** Opening INFORMATION GIVEN block **
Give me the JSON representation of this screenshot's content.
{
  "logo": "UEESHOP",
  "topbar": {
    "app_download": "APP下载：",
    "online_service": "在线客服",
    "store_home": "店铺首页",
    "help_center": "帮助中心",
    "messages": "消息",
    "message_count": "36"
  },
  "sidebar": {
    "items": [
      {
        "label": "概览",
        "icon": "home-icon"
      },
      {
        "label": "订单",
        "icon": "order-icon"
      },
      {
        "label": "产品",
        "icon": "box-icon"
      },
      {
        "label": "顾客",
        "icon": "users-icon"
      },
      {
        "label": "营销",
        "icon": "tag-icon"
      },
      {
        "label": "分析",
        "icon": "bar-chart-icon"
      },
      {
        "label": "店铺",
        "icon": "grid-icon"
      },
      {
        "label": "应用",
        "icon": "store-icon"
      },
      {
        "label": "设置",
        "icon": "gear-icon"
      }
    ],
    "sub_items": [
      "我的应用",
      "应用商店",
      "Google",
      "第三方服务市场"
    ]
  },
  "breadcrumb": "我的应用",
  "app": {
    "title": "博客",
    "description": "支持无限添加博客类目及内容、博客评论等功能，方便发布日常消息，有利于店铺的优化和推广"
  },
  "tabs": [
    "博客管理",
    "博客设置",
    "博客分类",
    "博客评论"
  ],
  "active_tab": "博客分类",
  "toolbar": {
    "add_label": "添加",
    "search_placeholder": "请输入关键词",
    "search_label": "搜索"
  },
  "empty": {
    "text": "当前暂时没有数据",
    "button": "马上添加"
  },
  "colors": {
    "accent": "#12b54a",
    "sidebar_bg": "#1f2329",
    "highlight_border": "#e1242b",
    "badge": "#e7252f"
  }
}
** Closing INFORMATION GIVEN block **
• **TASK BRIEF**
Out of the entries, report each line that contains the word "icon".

• **ANSWER TO THE PROBLEM**
        "icon": "home-icon"
        "icon": "order-icon"
        "icon": "box-icon"
        "icon": "users-icon"
        "icon": "tag-icon"
        "icon": "bar-chart-icon"
        "icon": "grid-icon"
        "icon": "store-icon"
        "icon": "gear-icon"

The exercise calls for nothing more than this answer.